Measured and linear in performance, the instrumental work is secured within a compositional framework of layered and interlocking textures and tones. While most of the writing evidentially refers to Swing and smooth Ellington-like languid interludes, echoes of Beatnik-era soundtrack material is present as well. Subverting the conventions of commercial Hollywood scoring to progressive ends, it’s as if Peter Gunn’s gun has turned into a rifle used by a cadre during the Cultural Revolution.

Drummer Royal Hartigan’s back-beat ratcheting and the power-plucks plus the slurred fingering of Wes Brown’s electric bass are important part of this subversive strategy. So are the cleanly outlined solo sections, which encompass double-tongues, stuttering bass trombone grace notes, brassy triplet blares from the trumpet, honking squeals from the alto saxophone plus keyboard clinking and chiming. Varying the suite development with interpolated layers of reed and brass smears, space is also made for rubato patterning and color from the saxophonist, plunger pumps from the trumpets and reflux ruffs and native Indian-styled pounding from Hartigan.

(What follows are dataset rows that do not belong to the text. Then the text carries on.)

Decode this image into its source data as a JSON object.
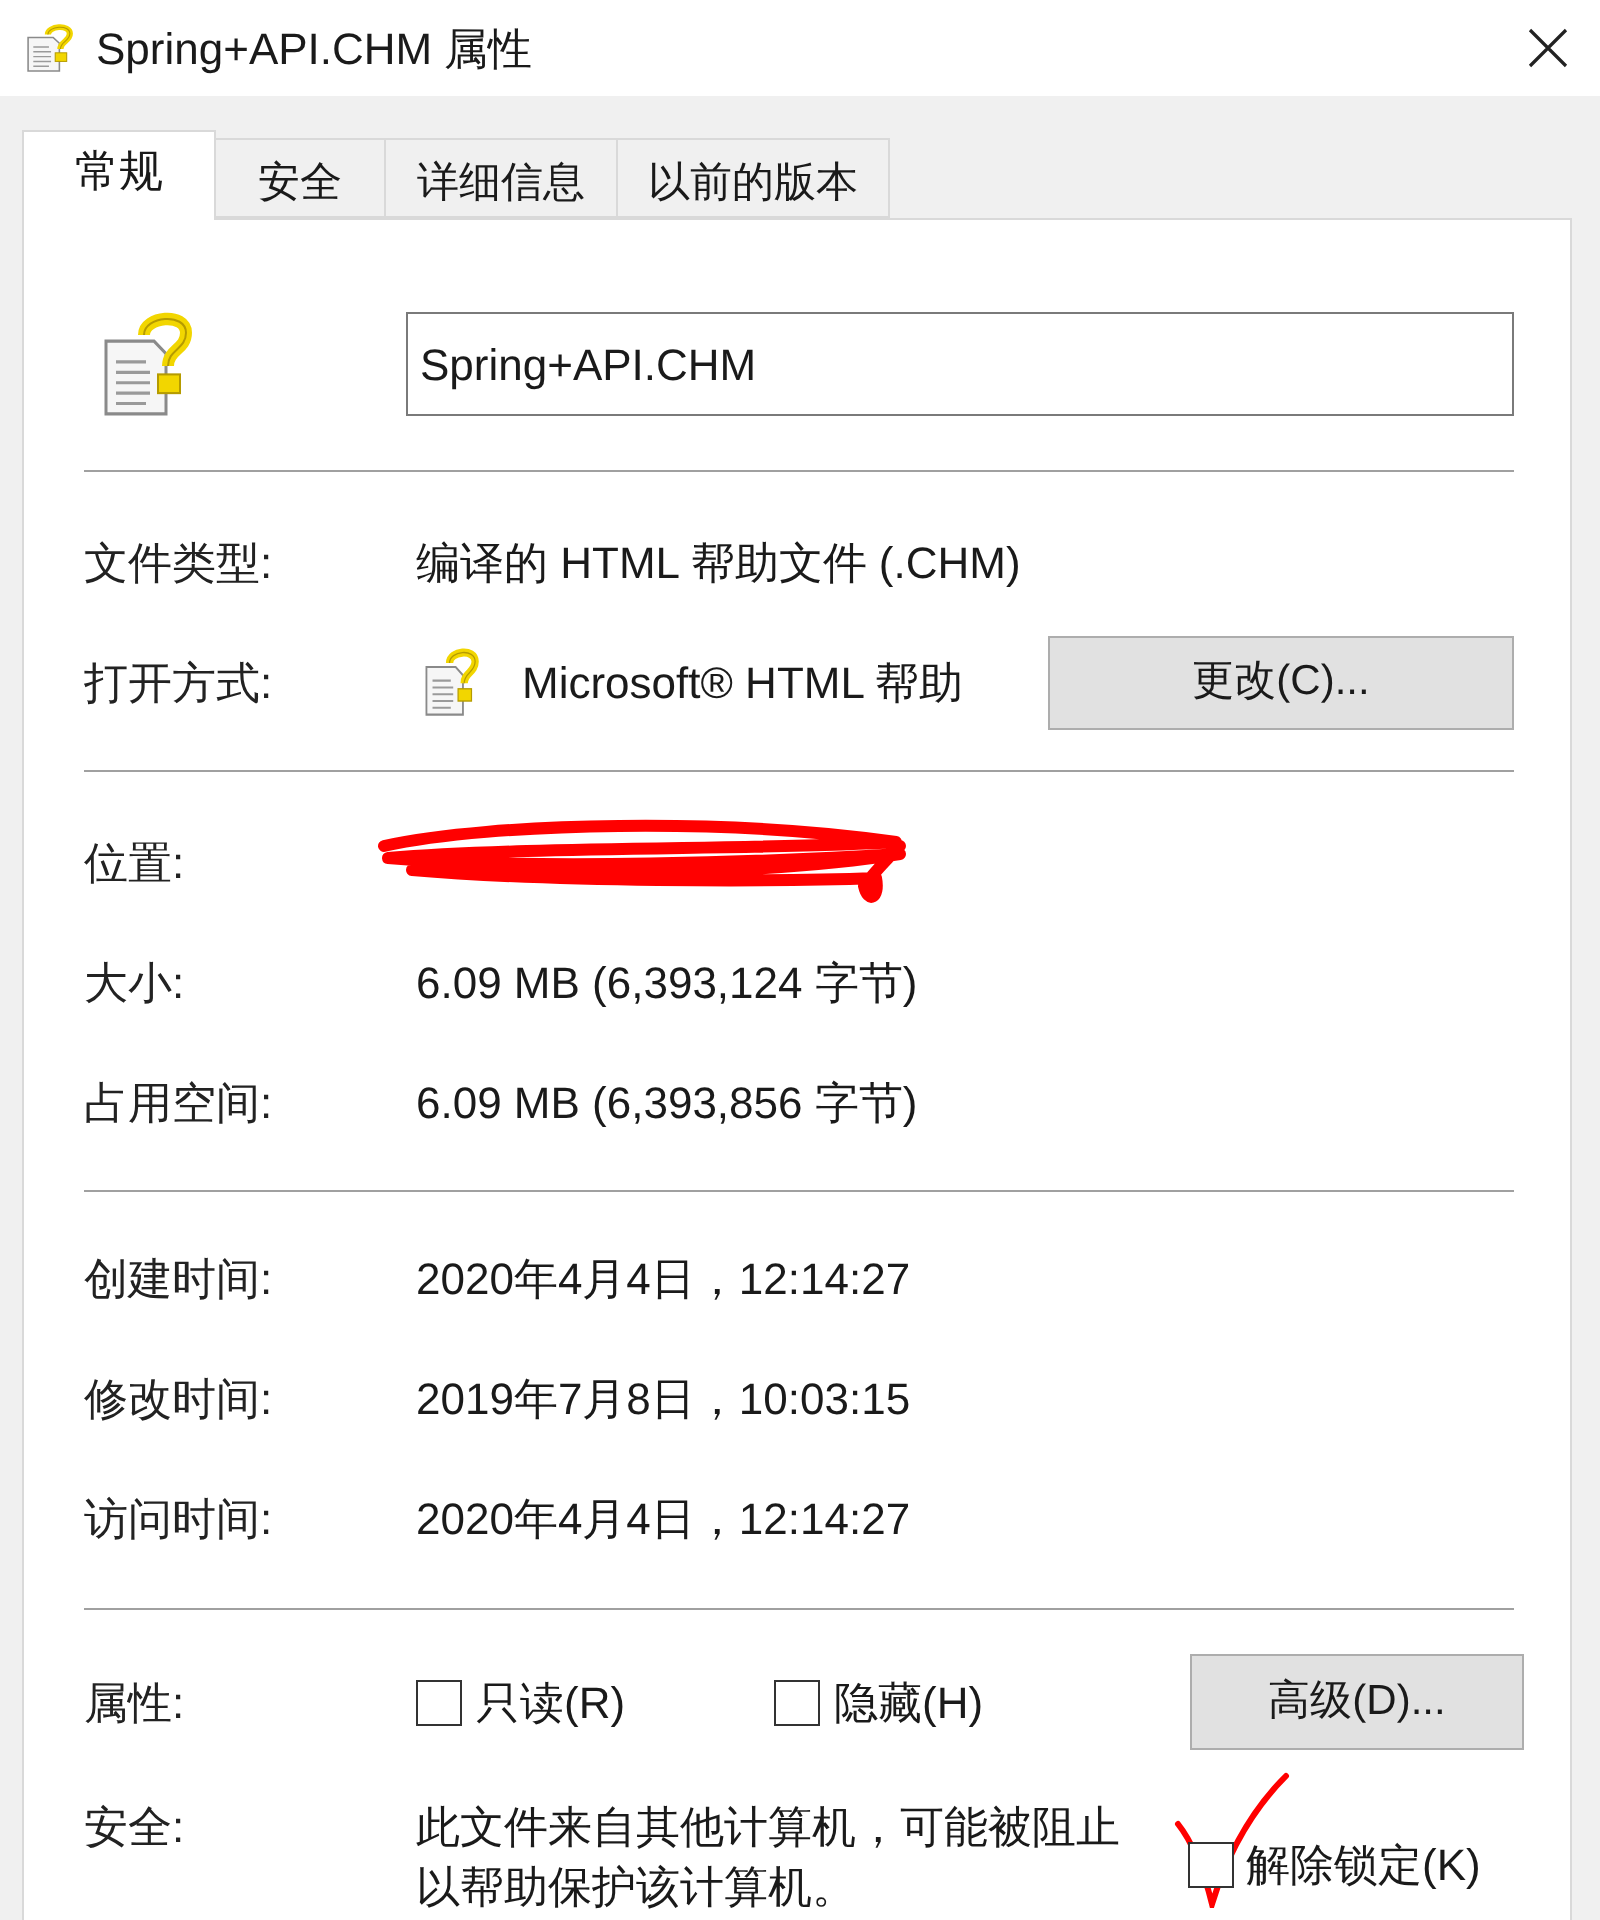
{
  "window": {
    "title": "Spring+API.CHM 属性"
  },
  "tabs": [
    {
      "label": "常规",
      "selected": true
    },
    {
      "label": "安全",
      "selected": false
    },
    {
      "label": "详细信息",
      "selected": false
    },
    {
      "label": "以前的版本",
      "selected": false
    }
  ],
  "file_name": "Spring+API.CHM",
  "file_type": {
    "label": "文件类型:",
    "value": "编译的 HTML 帮助文件 (.CHM)"
  },
  "opens_with": {
    "label": "打开方式:",
    "value": "Microsoft® HTML 帮助",
    "button": "更改(C)..."
  },
  "location": {
    "label": "位置:",
    "redacted": true
  },
  "sizes": [
    {
      "label": "大小:",
      "value": "6.09 MB (6,393,124 字节)"
    },
    {
      "label": "占用空间:",
      "value": "6.09 MB (6,393,856 字节)"
    }
  ],
  "times": [
    {
      "label": "创建时间:",
      "value": "2020年4月4日，12:14:27"
    },
    {
      "label": "修改时间:",
      "value": "2019年7月8日，10:03:15"
    },
    {
      "label": "访问时间:",
      "value": "2020年4月4日，12:14:27"
    }
  ],
  "attributes": {
    "label": "属性:",
    "checkboxes": [
      {
        "label": "只读(R)",
        "checked": false
      },
      {
        "label": "隐藏(H)",
        "checked": false
      }
    ],
    "button": "高级(D)..."
  },
  "security": {
    "label": "安全:",
    "text": "此文件来自其他计算机，可能被阻止以帮助保护该计算机。",
    "unblock": {
      "label": "解除锁定(K)",
      "checked": false,
      "annotated": true
    }
  }
}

The percussionist’s command of unconventional rhythm instruments also means that timbales and clavés are as valuable to Ho’s compositional vision as Hirahara’s discursive, two-handed piano lines, which concerto-like sometimes move from kinetic cadenzas to portamento note placement. Unconventional enough to refuse to recap the head, the final section of this extended suite at least suggests the exposition, with penultimate variants given over to snorting split tones from one tenor saxophonist and massed flutter-tonguing and overblowing from the other horns to intensify tension. On top of a snazzy Latinesque beat, the finale features a Stan Kenton-like spectacle of blaring brass.

Whether the Socialist Revolution will actually erupt in North America is no way a certainty – in spite of the ill-informed ravings of most right-wing politicians. But while he waits for its arrival, Ho can be assured that with this disc he has created first-class, social democratic if not revolutionary music.

— Ken Waxman

Track Listing: 1. Spiderman Theme 2.-6. In-A-Gadda-Da-Vida (in the Garden of Eden)* 7. Liberation Genesis 8. Blues to the Freedom Fighters 9.-15. The Struggle for a New World Suite

Personnel: Taylor Ho Bynum (cornet); Stanton Davis, Brian Kilpatrick, Samir El-Amin (trumpet); Robert Pilkington, Marty Wehner, Richard Harper (trombone); Earl MacIntyre, David Harris (contrabass trombones); Bobby Zankel, Jim Hobbs (alto saxophones); Hafez Modirzadeh, Salim Washington (tenor saxophone); Fred Ho (baritone saxophone); Mary Halvorson (guitar)*; Art Hirahara (piano, keyboards); Wes Brown (bass and electric bass); Royal Hartigan (drums) and Abraham Gomez-Delgado and Haleh Abghari (vocals)*